Food issues are a big part of Jess Sprunger’s Pittsburgh Urban Leadership Service Experience (PULSE) year. She spends half of her time at Garfield Community Farm and half of her time at Pittsburgh Food Policy Council.
On top of a hill in the Garfield neighborhood of Pittsburgh sits Garfield Community Farm. In their green space you’ll find fruit trees, a labyrinth prayer garden, and a bio-shelter that houses rabbits, chickens, and an extensive selection of crops. Learn more about Garfield Community Farm in this Partner Story.
The Pittsburgh Food Policy Council brings local nonprofits, government and community stakeholders together to create a just and sustainable food system in Pittsburgh.
Jess came to PULSE after graduating from Goshen College with a Bachelor’s degree in fine art. The community aspect of PULSE attracted her to the program.
“It’s nice to have a built in support system as you move to and explore a new city,” said Jess. “I have made some great friends and enjoy visiting all the PULSE houses.”
Sara Alvarez: Describe a typical day at your placements.
Jess Sprunger: A typical day at Garfield Community Farm starts with taking care of the chickens and rabbits: bringing them food and water, and collecting eggs. Then, depending on the day, I either plant or harvest and deliver micro-greens (specialty greens restaurants use to garnish plates) to local restaurants. We continue to grow micros during the winter in our bioshelter space.
Other tasks include picking up coffee grounds from local coffee shops to mix in with our compost and sending out updates about the farm and its current happenings. In the winter there is less to do at the farm which creates an opportunity for me to learn. My supervisor John has been teaching me about permaculture, a system of sustainable agriculture, and how we apply it to the farm. We meet and discuss what we read over coffee, and, hopefully, I will have a stronger knowledge base as we enter the next growing season.
At the Food Policy Council I am a jack-of-all-trades. My current project is to research the history of urban agriculture in Pittsburgh. I’m finding photos and other documentation to help create a visual display. I also read articles about anything and everything related to the food system, trying to gain a better understanding of the issues in the current food system in Pittsburgh.

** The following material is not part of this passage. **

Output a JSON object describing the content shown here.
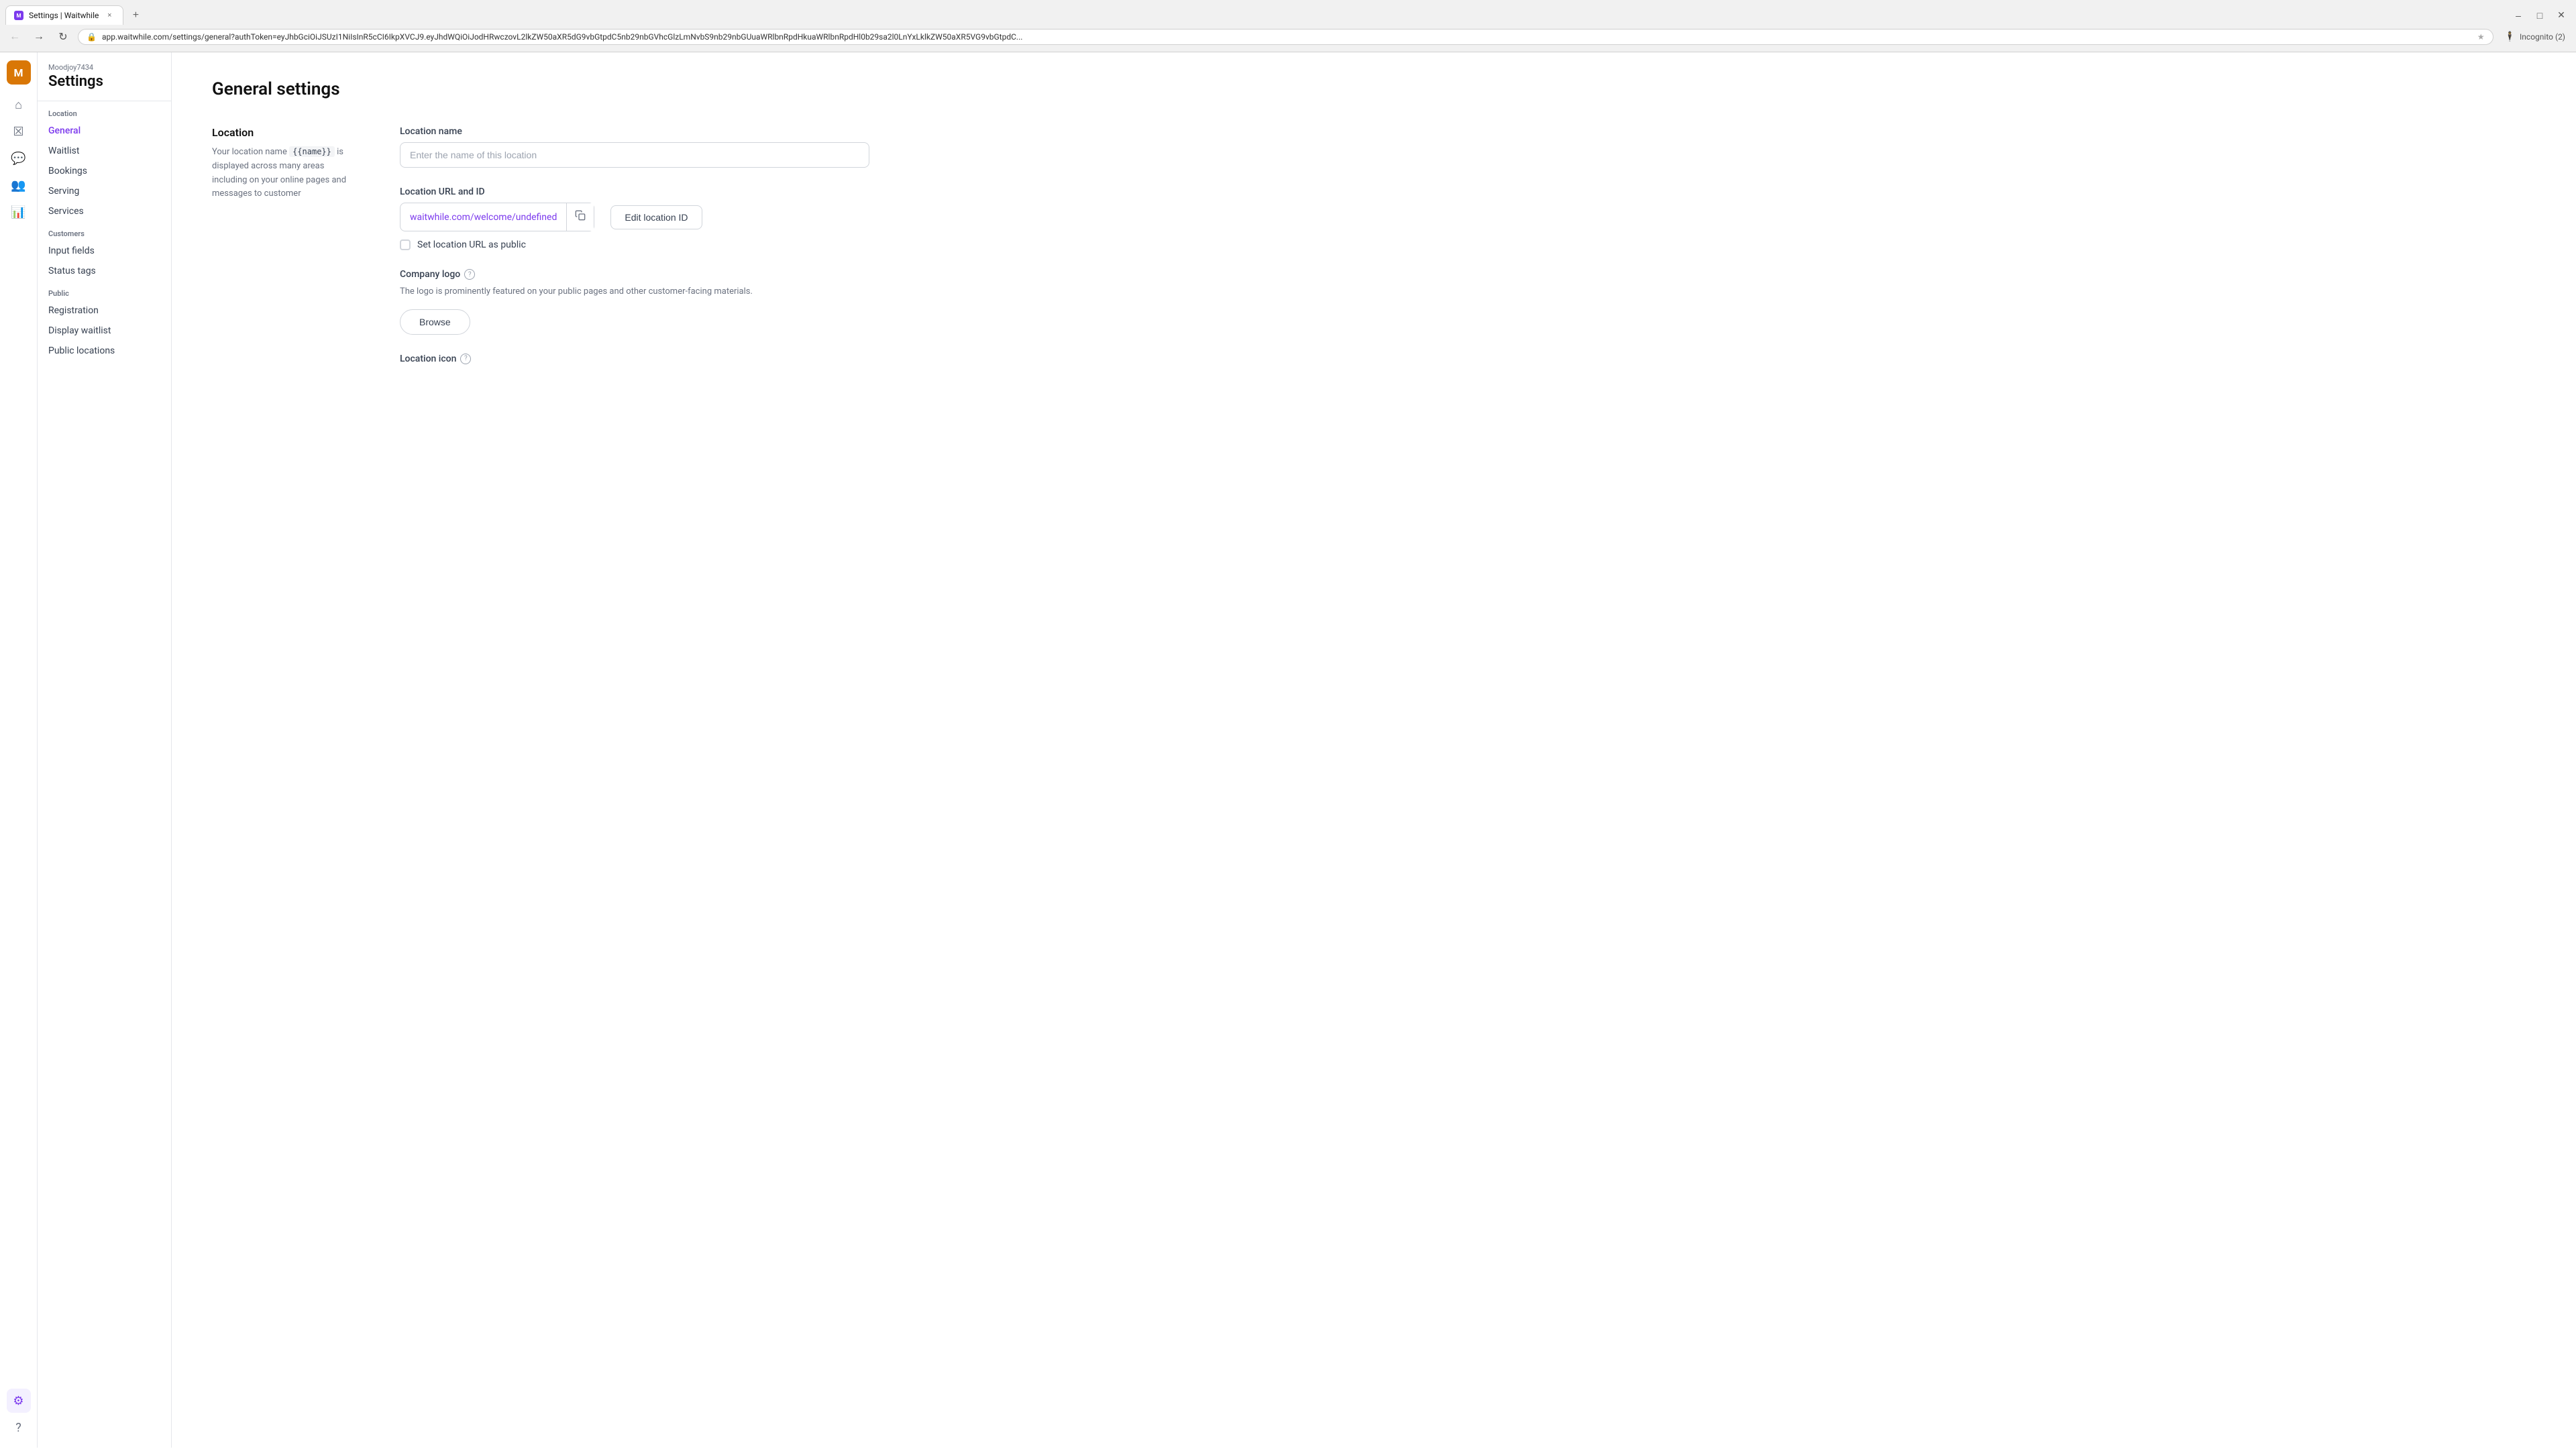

Sara: What do you enjoy most about your Garfield Community Farm and the Pittsburgh Food Policy Council?
Jess: I have enjoyed working outside at the farm. I love the physical nature of the job and all of the practical skills I am gaining. The Food Policy Council has opened my eyes to broader perspectives and issues surrounding food. Now I not only enjoy eating food, I am interested in learning more about who has access, where my food is coming from, and how to create a more just system. Both placements have driven me to learn more and gather all of the information I can about the social implications of food.
Sara: What is the most interesting/fun adventure you’ve had in Pittsburgh this year?
Jess: Exploring the city with my fellow PULSErs is always a fun adventure, whether we’re biking across town, attending a live Moth event, or touring Phipps Conservatory. I think we all carry this sense of adventure and enjoy sharing it with one another.
Sara: Tell me about something you’ve learned about yourself through PULSE?
Jess: I have learned that I do not want a desk job for the rest of my life. I enjoy working outside and the sense of accomplishment I feel after finishing a physical task. I have also learned that even though I’ve never considered myself a city person, Pittsburgh is a pretty cool place with lots to offer.
Sara: What’s your favorite “family meal” recipe for the house?
Jess: My go-to recipe is sweet potato black bean burritos from Simply in Season. It’s a great recipe that can be adapted to feed a million people…or at least 16 for PULSE potlucks. [One of Jess’s housemates also loves this recipe!] I also have enjoyed making bread, I really want to make a sourdough starter.
Sara: What surprised you most so far about participating with PULSE and/or living in Pittsburgh?
Jess: I’m continually surprised by how easily my week fills up. There is so much to do in the city and if I’m not careful, I suddenly have every weeknight filled!
Story by PULSE Alumna Sara Alvarez.
Read more stories about the participant experience with PULSE. If you would like to learn more about the PULSE program, please visit our Serve with Us page.